Task details: Each line with the word "shortcut" must appear in the answer, copied from the records.

Exercise data:

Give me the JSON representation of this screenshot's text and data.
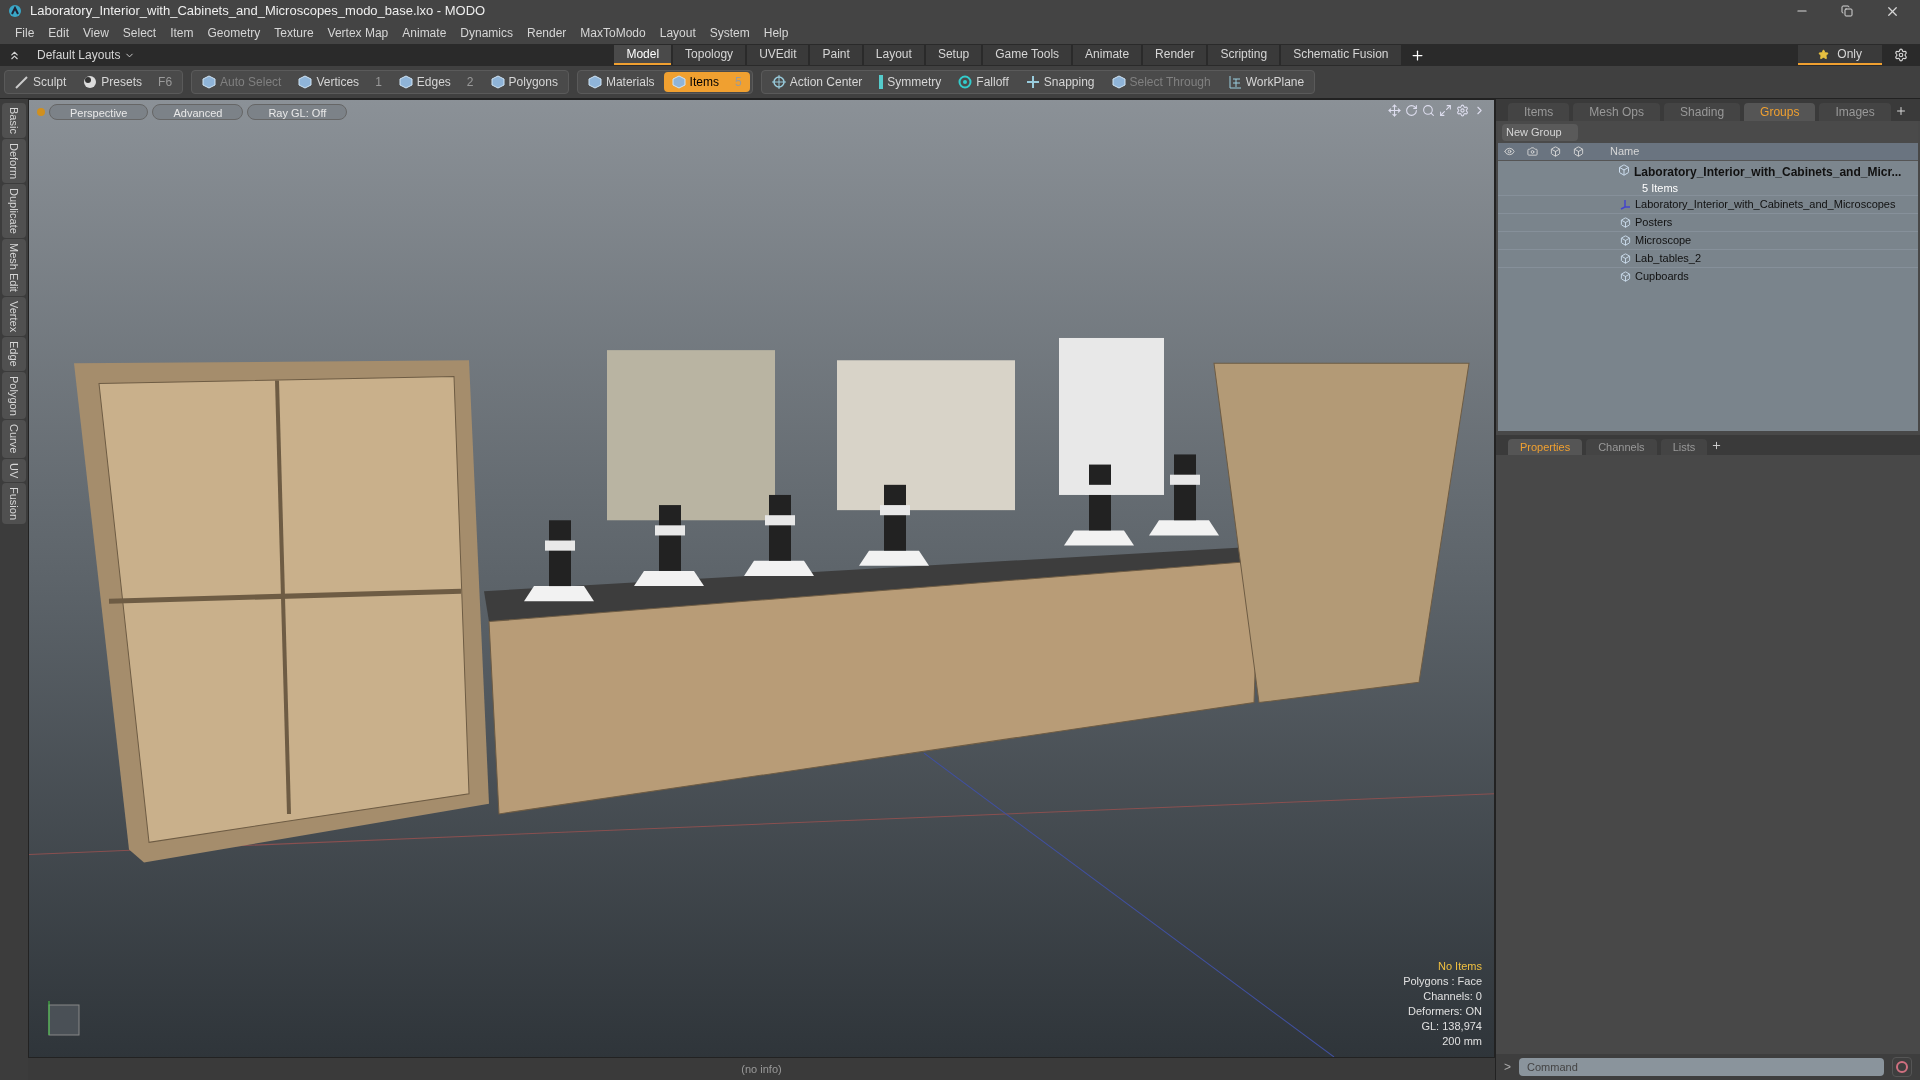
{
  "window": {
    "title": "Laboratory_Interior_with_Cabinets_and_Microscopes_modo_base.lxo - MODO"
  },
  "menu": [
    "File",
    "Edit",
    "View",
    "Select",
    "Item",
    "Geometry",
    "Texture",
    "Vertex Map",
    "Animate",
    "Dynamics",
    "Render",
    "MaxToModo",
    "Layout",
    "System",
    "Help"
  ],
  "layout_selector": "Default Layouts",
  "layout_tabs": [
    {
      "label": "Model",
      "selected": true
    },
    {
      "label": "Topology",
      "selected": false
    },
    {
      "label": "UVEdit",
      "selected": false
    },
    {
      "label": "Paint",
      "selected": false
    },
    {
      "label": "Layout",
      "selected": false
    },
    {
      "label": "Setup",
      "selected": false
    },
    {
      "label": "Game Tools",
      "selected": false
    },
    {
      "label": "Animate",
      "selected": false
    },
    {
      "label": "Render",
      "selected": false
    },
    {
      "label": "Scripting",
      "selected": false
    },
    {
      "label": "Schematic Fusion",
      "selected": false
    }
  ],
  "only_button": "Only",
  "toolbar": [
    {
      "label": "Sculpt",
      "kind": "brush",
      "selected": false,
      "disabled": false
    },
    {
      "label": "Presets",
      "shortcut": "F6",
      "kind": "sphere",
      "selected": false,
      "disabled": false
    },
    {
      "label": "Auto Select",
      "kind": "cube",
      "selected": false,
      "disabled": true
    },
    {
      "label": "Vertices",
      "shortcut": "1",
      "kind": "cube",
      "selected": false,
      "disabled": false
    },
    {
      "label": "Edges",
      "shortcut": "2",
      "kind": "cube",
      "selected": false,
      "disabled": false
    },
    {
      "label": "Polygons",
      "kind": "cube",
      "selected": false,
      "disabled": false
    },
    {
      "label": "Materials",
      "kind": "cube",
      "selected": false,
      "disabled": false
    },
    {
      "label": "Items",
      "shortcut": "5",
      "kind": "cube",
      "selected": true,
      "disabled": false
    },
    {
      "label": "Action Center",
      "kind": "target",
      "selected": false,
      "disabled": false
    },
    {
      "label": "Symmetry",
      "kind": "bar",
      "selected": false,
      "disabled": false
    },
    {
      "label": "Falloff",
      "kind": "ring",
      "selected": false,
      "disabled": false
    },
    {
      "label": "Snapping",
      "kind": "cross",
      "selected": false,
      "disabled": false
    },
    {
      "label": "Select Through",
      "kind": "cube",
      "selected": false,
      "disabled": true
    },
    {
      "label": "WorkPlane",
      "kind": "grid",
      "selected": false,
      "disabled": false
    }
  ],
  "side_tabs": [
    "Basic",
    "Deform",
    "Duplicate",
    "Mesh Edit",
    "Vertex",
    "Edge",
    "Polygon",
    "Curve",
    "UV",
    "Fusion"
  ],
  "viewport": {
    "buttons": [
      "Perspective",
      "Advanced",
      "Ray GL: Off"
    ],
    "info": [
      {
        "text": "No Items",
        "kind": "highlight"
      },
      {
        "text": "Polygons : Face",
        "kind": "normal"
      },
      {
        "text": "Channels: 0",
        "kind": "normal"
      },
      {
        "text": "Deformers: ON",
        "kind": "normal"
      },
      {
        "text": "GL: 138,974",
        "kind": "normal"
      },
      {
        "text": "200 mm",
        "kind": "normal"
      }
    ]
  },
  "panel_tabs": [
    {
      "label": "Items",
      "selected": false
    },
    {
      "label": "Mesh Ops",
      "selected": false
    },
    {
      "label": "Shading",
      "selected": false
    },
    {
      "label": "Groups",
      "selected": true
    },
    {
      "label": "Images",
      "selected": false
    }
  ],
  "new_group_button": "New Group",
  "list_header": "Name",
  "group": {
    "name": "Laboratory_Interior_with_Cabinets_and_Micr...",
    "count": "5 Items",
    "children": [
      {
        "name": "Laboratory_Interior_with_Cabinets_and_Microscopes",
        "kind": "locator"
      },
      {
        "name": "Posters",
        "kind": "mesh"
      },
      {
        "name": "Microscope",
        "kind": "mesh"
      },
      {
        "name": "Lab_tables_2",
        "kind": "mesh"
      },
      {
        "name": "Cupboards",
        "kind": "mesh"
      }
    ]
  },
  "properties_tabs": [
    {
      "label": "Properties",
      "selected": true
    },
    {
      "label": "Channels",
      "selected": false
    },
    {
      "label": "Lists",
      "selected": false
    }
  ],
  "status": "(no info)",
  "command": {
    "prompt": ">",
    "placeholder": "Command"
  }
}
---
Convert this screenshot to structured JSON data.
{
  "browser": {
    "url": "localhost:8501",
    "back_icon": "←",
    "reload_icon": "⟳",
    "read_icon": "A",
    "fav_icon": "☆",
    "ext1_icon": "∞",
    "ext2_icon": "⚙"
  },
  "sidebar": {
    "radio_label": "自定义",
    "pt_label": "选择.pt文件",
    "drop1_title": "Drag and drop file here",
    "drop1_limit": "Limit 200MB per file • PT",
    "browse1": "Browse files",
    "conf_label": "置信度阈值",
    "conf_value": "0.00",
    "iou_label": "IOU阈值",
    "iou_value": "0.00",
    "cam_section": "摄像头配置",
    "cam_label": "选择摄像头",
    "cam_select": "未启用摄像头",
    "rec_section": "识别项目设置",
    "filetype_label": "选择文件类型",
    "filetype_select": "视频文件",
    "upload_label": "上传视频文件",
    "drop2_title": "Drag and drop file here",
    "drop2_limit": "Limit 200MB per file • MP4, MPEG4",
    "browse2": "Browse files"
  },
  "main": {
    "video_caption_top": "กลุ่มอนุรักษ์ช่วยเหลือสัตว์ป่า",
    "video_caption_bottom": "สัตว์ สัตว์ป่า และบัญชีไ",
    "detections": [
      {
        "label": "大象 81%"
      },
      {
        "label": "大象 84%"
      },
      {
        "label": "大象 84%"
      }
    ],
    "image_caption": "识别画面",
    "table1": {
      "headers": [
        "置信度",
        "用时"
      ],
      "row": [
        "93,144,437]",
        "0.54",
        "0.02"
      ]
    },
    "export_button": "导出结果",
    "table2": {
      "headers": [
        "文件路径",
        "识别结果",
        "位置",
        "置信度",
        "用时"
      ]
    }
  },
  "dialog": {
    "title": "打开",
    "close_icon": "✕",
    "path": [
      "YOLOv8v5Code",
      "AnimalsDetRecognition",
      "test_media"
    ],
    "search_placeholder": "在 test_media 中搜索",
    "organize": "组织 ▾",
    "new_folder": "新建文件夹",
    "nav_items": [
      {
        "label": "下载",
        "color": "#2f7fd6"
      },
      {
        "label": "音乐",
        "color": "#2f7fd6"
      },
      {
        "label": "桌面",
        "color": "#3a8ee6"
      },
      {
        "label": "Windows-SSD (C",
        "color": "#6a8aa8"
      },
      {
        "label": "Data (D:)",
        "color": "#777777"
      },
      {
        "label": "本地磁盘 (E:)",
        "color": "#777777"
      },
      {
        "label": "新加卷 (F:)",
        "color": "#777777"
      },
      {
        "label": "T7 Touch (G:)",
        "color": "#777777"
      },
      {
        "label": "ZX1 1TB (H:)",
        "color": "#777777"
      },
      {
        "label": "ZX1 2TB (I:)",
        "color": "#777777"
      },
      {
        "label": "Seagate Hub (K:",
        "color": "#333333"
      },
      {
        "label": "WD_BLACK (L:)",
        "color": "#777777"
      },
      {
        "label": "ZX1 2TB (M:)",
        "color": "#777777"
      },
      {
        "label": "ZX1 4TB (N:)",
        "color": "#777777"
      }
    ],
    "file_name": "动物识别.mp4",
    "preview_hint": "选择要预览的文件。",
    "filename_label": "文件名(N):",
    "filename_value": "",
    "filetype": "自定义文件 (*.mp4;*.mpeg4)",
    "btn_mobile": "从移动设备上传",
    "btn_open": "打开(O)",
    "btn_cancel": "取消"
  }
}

Answer to this exercise:
      "shortcut": "F6",
      "shortcut": "1",
      "shortcut": "2",
      "shortcut": "5",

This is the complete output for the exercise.